An expression derived from the traditional repute for scholarly and other eminence of James Crichton, of Clunie, of whom I give a few particulars in my Venetian Republic, 1900, and of whose writings some account may be found in my Collections. They are dated between 1580 and 1585, and were printed abroad.
An ague in the spring / is physic for a king.
That is, if it comes off well: for an ague is nothing but a strong fermentation of the blood. Now, as in the fermentation of other liquors, there is, for the most part, a separation made of that which is heterogeneous and unsociable, whereby the liquor becomes more pure and defecate, so is it also with the blood, which, by fermentation (easily excited at this time by the return of the sun), doth purge itself, and cast off those impure heterogeneous particles which it had contracted in the winter time: and that these may be carried away after every particular fermentation or paroxysm, and not again taken up by the blood, it is necessary, or at least very useful, to sweat in bed after every fit; and an ague fit is not thought to go off kindly unless it ends in a sweat. Moreover, at the end of the disease, it is convenient to purge the body, to carry away those more gross and feculent parts which have been separated by the several fermentations, and could not so easily be voided by sweat, or that still remain in the blood, though not sufficient to cause a paroxysm. And that all persons, especially those of years, may be lessened that they neglect not to purge their bodies after the ague, I shall add a very material and useful observation of Doctor Sydenham’s: “Sublato morbo” (saith he, speaking of autumnal Fevers) “æger sedulo purgandus est; incredibile enim dictu quanta morborum vis ex purgationis defectu post febres Autumnales subnascatur. Miror autem hoc a medicis minùs caveri minùs etiam admoneri. Quandocunque enim morborum alterutrum (Febrem tertianam aut quartanam)—paulò provectioris ætatis hominibus accidisse vidi, atque purgationem etiam omissam; certo prædicere potui periculosum aliquem morbum eosdem postea adoriturum, de quo tamen illi nondum somniaverant, quasi perfectè jam sanati.”—R.
An alderman in chains.
A roast turkey within a chain of sausages. City of London.
An almond for a parrot.
Any trifle to amuse a simple person. The title of one of Nash’s tracts. But it is employed by Skelton.
An angler eats more than he gets.
An answer is a word.
An ape is never merry when his clog is at his heels.
An ape may chance to sit amongst the doctors.
An apple may happen to be better given than eaten.
An April fool.

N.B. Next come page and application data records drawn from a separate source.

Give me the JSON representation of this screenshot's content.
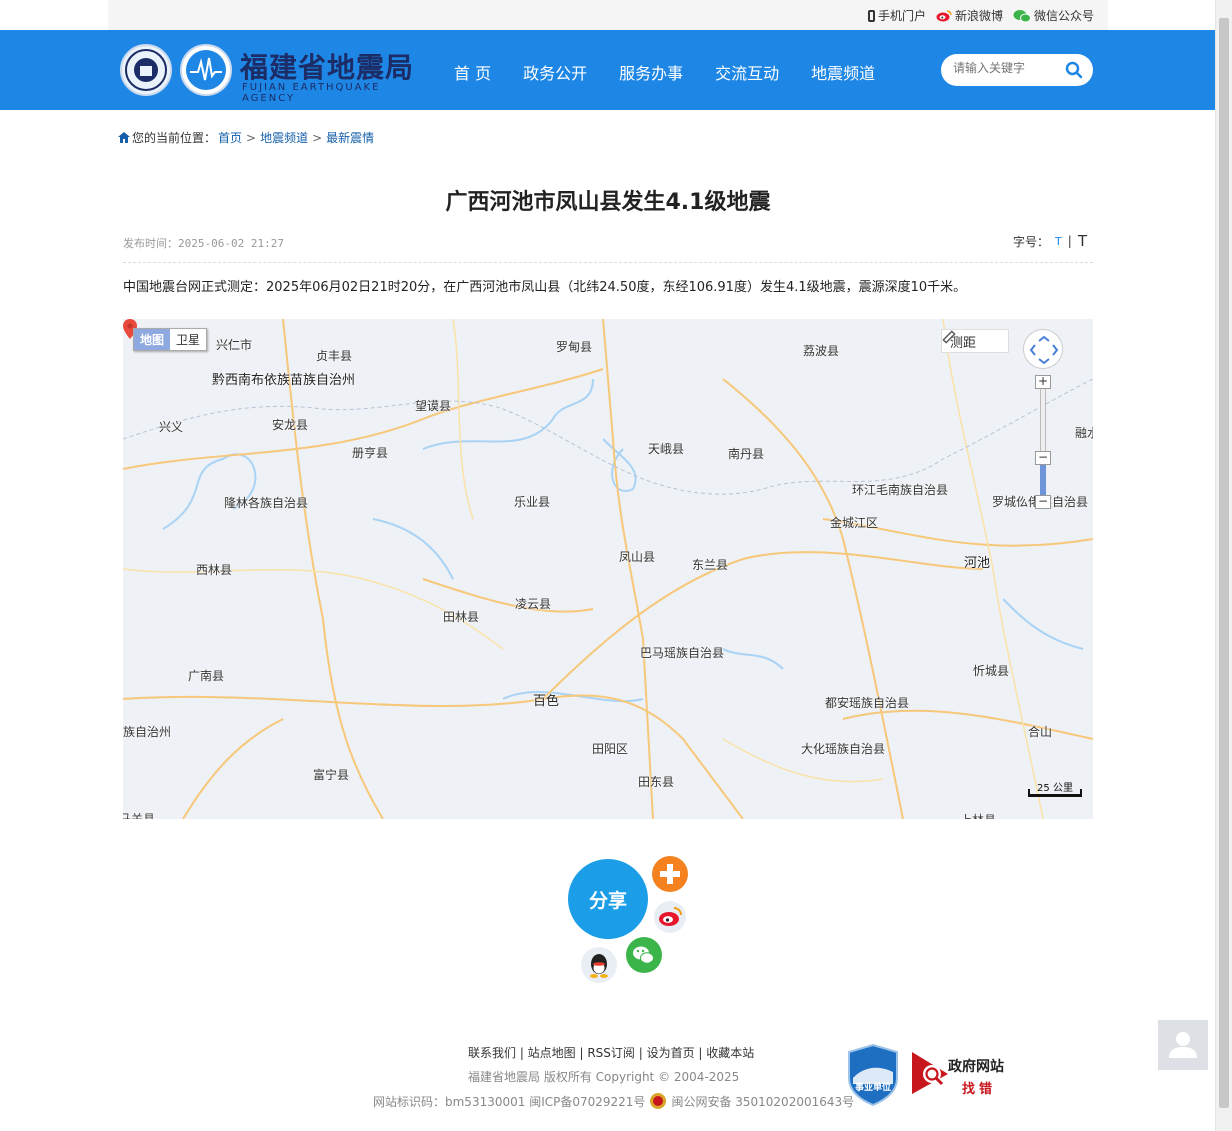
{
  "topbar": {
    "mobile": "手机门户",
    "weibo": "新浪微博",
    "wechat": "微信公众号"
  },
  "header": {
    "logo_title": "福建省地震局",
    "logo_subtitle": "FUJIAN EARTHQUAKE AGENCY",
    "nav": [
      "首 页",
      "政务公开",
      "服务办事",
      "交流互动",
      "地震频道"
    ],
    "search_placeholder": "请输入关键字"
  },
  "breadcrumb": {
    "prefix": "您的当前位置：",
    "items": [
      "首页",
      "地震频道",
      "最新震情"
    ]
  },
  "article": {
    "title": "广西河池市凤山县发生4.1级地震",
    "publish_time": "发布时间：2025-06-02 21:27",
    "font_size_label": "字号：",
    "font_small": "T",
    "font_sep": "|",
    "font_large": "T",
    "body": "中国地震台网正式测定：2025年06月02日21时20分，在广西河池市凤山县（北纬24.50度，东经106.91度）发生4.1级地震，震源深度10千米。"
  },
  "map": {
    "type_map": "地图",
    "type_satellite": "卫星",
    "measure": "测距",
    "scale": "25 公里",
    "places": [
      "兴仁市",
      "贞丰县",
      "罗甸县",
      "荔波县",
      "黔西南布依族苗族自治州",
      "望谟县",
      "兴义",
      "安龙县",
      "册亨县",
      "天峨县",
      "南丹县",
      "融水",
      "环江毛南族自治县",
      "隆林各族自治县",
      "乐业县",
      "罗城仫佬族自治县",
      "金城江区",
      "凤山县",
      "东兰县",
      "河池",
      "西林县",
      "凌云县",
      "田林县",
      "巴马瑶族自治县",
      "忻城县",
      "广南县",
      "百色",
      "都安瑶族自治县",
      "族自治州",
      "田阳区",
      "大化瑶族自治县",
      "合山",
      "富宁县",
      "田东县",
      "上林县",
      "马关县"
    ]
  },
  "share": {
    "label": "分享"
  },
  "footer": {
    "links": "联系我们 | 站点地图 | RSS订阅 | 设为首页 | 收藏本站",
    "copyright": "福建省地震局   版权所有    Copyright © 2004-2025",
    "site_id": "网站标识码：bm53130001   闽ICP备07029221号",
    "police": "闽公网安备 35010202001643号",
    "badge_unit": "事业单位",
    "gov_line1": "政府网站",
    "gov_line2": "找错"
  }
}
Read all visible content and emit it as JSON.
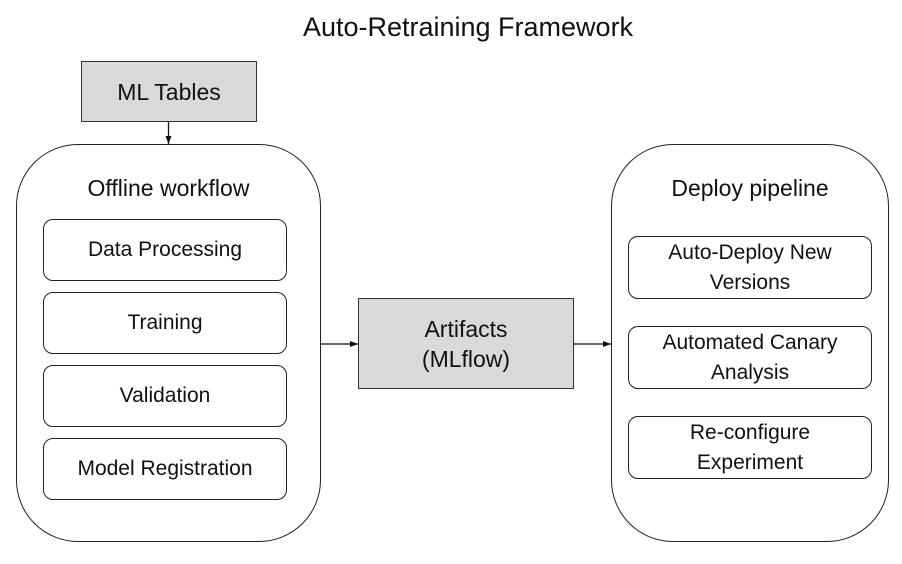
{
  "title": "Auto-Retraining Framework",
  "source": {
    "label": "ML Tables",
    "fill": "#d9d9d9"
  },
  "offline": {
    "title": "Offline workflow",
    "steps": [
      {
        "label": "Data Processing"
      },
      {
        "label": "Training"
      },
      {
        "label": "Validation"
      },
      {
        "label": "Model Registration"
      }
    ]
  },
  "artifacts": {
    "line1": "Artifacts",
    "line2": "(MLflow)",
    "fill": "#d9d9d9"
  },
  "deploy": {
    "title": "Deploy pipeline",
    "steps": [
      {
        "line1": "Auto-Deploy New",
        "line2": "Versions"
      },
      {
        "line1": "Automated Canary",
        "line2": "Analysis"
      },
      {
        "line1": "Re-configure",
        "line2": "Experiment"
      }
    ]
  },
  "edges": [
    {
      "from": "ML Tables",
      "to": "Offline workflow"
    },
    {
      "from": "Offline workflow",
      "to": "Artifacts (MLflow)"
    },
    {
      "from": "Artifacts (MLflow)",
      "to": "Deploy pipeline"
    }
  ]
}
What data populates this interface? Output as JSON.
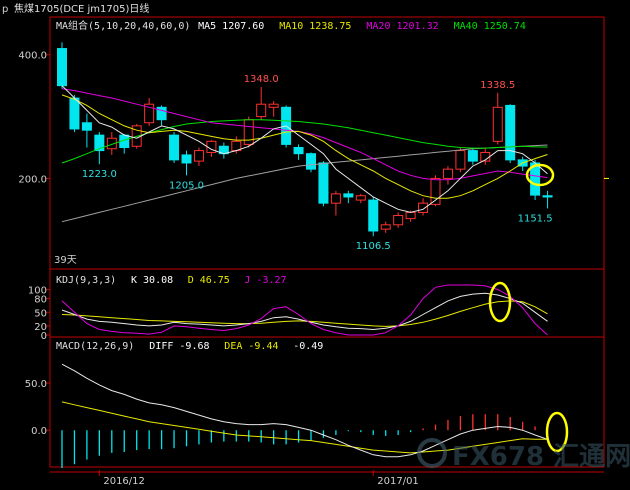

This is too familiar a phrase to require any explanation. It may be observed, however, that in the West and South of England, they used formerly, and may continue, to recognise a May fool (or Gosling), in the same manner and sense.—See Jennings’ Observations, 1825, xvii.
An artful fellow is a devil in a doublet.
An artist lives everywhere.
An ass in a bandbox.
A phrase applied to anything improbable or extravagant. Lamb, in a note to Moxon, of August, 1833, gives a less delicate, but an erroneous form.
An ass is but an ass, though laden with gold.
An ass is cold even in the summer solstice.
An ass is the gravest beast, an owl the gravest bird.
An ass laden with gold overtakes everything.
An ass loaded with gold climbs to the top of a castle.
An ass must be tied where the master will have him.
An ass pricked must needs trot.
An ass that carries a load is better than a lion that devours men.
An ass that kicketh against the wall receives the blow himself.
An ass was never cut out for a lapdog.
An atheist is one point beyond the devil.